Think about the last time you researched (or bought) a product or service online. How much attention did you pay to the “star” ratings or reviews available for the products or services in question?
For better or worse, Amazon has permanently changed how millennials shop — and as a result, reviews can be an agent or a team’s lifeblood.
This presents another problem: Reviews are written by your clients, and you don’t have much control over when (or even if) they review your work. Posting a review on a portal isn’t typically a seamless task, and it’s more than possible that people who loved working with you won’t want to jump through those hoops to tell the internet about it.
But all hope is not lost. There are two things you can do to improve your odds of successfully landing a positive review:
If you tell your clients in your first meeting — either the buyer’s presentation or the listing presentation — that reviews are extremely important to your business, then they’ll understand why you’re asking them to commit to writing one.
You can explicitly solicit their permission to keep nudging them: “Do I have your permission to remind you to write a review for my services for as long as it takes to write one?” If you’ve just presented yourself as a real estate rockstar in your spiel, they’ll be eager to help you out.
You can also let them know at the presentation that to motivate clients to write and post their reviews, you give away a gift every month or every quarter — depending on your business volume — by randomly selecting one client who’s written a review for you.
Make sure the gift is something truly desirable, something your clients will truly be excited to receive: electronics, like an iPad or a higher-end Fitbit, work well; you might also consider dinner or vacation packages in your town.
You can offer to include your clients in the prize drawing as separate entries for each review they write — for example, for each review posted on Zillow, Realtor.com, Yelp, Homes.com, and any other portals or review sites where you want to establish a presence.
Be warned: Most review sites discourage “compensation” for reviews, and they all have different guidelines for what’s permissible and what isn’t.
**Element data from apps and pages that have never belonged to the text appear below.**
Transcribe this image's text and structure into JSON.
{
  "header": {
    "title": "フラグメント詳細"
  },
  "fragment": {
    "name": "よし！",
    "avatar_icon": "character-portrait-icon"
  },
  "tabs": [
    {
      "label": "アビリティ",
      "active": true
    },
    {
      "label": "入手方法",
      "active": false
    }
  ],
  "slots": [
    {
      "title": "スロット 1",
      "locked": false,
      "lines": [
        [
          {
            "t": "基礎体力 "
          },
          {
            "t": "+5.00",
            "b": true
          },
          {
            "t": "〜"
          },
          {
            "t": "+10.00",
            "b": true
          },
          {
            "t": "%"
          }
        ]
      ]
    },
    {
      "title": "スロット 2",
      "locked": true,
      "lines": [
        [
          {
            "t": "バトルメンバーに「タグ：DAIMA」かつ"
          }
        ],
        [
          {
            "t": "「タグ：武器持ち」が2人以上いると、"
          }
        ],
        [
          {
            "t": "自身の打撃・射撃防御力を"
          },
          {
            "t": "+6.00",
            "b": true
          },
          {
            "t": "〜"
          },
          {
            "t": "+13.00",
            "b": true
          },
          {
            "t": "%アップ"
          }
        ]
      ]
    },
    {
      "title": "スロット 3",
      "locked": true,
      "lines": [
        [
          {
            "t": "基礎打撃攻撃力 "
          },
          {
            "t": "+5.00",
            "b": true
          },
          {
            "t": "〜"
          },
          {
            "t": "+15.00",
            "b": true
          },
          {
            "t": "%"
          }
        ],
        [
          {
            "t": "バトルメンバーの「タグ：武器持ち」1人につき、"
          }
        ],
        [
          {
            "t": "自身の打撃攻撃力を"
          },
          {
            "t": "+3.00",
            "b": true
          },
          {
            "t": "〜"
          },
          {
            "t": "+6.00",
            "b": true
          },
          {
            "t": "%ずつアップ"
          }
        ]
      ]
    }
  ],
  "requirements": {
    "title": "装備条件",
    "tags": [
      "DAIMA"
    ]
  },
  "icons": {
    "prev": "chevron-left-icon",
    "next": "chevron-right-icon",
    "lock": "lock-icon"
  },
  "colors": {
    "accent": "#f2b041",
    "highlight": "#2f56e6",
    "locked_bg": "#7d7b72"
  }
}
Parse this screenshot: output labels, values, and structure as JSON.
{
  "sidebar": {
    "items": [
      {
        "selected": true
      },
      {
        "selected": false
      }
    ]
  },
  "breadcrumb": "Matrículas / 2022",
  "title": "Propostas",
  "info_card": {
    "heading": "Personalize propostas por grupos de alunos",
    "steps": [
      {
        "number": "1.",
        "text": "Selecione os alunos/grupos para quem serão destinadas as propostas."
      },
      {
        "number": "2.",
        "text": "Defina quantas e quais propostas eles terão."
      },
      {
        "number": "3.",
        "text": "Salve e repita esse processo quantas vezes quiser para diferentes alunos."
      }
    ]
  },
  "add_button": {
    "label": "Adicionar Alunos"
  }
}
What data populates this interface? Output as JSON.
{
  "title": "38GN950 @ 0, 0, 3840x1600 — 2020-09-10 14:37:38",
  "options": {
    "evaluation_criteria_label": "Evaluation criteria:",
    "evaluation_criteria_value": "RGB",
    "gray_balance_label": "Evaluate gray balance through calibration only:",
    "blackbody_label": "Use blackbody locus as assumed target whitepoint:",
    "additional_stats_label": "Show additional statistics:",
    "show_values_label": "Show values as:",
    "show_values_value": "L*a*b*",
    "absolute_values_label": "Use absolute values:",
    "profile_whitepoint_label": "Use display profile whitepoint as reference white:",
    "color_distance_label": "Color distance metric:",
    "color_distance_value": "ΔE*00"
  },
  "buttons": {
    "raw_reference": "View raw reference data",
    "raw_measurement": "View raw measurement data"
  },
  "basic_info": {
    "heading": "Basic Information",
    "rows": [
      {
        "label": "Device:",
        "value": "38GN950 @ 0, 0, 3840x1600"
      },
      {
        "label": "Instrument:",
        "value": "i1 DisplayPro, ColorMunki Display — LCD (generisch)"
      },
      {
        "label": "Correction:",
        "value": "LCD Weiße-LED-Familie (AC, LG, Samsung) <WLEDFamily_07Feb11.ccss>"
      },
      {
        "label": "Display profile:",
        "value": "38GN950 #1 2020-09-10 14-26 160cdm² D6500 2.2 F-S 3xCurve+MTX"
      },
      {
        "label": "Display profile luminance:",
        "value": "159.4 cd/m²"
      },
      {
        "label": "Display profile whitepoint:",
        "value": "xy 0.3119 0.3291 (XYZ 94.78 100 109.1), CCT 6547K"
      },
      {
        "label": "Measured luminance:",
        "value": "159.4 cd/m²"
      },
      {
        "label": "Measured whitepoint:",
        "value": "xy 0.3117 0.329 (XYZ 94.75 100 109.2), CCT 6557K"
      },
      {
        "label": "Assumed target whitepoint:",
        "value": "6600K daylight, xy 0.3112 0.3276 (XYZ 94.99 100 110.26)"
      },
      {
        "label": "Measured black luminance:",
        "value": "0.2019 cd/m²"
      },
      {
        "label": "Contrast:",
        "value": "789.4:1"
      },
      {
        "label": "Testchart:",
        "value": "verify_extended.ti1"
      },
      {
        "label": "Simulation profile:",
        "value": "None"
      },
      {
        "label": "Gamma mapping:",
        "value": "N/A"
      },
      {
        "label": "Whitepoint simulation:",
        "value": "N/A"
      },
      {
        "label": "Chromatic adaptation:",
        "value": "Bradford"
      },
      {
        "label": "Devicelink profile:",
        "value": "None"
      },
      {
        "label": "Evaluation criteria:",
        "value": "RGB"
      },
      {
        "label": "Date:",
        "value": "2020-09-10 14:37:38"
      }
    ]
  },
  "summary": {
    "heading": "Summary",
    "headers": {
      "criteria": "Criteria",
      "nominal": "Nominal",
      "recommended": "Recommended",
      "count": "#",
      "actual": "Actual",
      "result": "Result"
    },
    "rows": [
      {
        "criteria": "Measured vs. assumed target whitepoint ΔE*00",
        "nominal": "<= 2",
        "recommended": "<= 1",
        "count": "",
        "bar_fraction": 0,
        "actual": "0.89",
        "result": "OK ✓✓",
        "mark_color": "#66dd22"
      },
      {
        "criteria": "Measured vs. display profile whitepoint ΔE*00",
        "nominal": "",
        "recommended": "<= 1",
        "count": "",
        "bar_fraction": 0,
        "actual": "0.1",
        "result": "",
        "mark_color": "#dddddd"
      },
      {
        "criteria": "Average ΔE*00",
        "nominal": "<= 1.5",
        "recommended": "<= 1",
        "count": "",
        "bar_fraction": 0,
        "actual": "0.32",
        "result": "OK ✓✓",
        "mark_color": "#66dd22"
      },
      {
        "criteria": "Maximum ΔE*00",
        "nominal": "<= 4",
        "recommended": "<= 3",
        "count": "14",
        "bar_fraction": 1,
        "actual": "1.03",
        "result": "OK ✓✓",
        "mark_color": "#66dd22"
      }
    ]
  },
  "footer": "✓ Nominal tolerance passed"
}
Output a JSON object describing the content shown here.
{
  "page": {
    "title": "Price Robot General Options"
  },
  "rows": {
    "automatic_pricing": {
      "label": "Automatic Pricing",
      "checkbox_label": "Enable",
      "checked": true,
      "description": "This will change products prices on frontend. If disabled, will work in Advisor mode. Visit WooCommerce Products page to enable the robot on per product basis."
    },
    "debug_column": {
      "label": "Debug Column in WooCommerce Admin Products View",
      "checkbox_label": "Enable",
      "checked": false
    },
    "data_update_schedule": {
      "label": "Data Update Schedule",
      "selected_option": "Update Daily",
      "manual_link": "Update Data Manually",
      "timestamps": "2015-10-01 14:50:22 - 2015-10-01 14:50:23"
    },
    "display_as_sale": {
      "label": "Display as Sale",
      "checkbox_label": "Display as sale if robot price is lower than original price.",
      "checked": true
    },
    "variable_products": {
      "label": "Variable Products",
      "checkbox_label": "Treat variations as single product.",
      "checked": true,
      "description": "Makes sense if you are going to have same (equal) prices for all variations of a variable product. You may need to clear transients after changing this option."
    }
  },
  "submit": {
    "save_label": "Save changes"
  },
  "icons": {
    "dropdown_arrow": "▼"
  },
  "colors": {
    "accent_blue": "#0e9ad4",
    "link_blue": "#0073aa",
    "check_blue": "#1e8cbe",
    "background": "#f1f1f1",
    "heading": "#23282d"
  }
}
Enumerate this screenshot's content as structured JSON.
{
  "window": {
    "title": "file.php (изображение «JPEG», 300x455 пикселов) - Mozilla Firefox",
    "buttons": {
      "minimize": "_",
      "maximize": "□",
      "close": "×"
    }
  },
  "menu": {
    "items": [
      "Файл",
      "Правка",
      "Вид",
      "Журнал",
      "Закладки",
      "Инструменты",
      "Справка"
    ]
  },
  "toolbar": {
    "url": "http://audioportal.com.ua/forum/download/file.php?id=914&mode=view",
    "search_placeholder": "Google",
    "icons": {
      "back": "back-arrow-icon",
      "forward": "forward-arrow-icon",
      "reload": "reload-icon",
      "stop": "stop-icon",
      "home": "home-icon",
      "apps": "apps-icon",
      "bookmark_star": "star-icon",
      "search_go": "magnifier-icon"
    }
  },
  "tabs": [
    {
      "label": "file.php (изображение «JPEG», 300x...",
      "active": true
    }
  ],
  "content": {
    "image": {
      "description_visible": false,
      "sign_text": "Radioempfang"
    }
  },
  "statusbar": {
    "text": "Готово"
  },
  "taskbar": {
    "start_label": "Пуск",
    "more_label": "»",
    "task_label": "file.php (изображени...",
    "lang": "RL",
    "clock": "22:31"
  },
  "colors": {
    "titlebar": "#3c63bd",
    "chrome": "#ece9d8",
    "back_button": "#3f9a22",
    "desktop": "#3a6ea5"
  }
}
By running a “sweepstakes”-like contest where anybody can enter — but reviewers earn “extra” entries — you could be exploiting a loophole in some of these site guidelines; however, check with a legal expert to make sure that your specific contest is compliant and won’t get your profile yanked from the site.
This will increase the chances that your clients will post their review everywhere that another potential client might find it.
You’re working your list and generating those leads and closing those sales — and it’s great!
So why is your production plateauing?
Building trust and growing your referral and review base is important — even critical — for any real estate agent or team, but focusing exclusively on the people who already know you (and might grow to like and trust you) leaves out the whole world of human beings who have no idea who you are — yet.
So if you committed with a zeal in Step 1, now is the time to think about what other marketing activities might bring in leads — including options you may have eliminated from your mix back then, especially if they were too costly or time-consuming. By keeping yourself open to brand-new opportunities, you’ll be firing on all sales cylinders.
Keeping in touch with your sphere can be a challenge, especially when you’re busy. It’s easy to neglect past customers when you’re focused on helping your current buyers and sellers, but if you spend a little bit of effort to close the loop (and keep closing it) with people who already know, like and trust you, then you’ll be astonished by the results it brings to your business.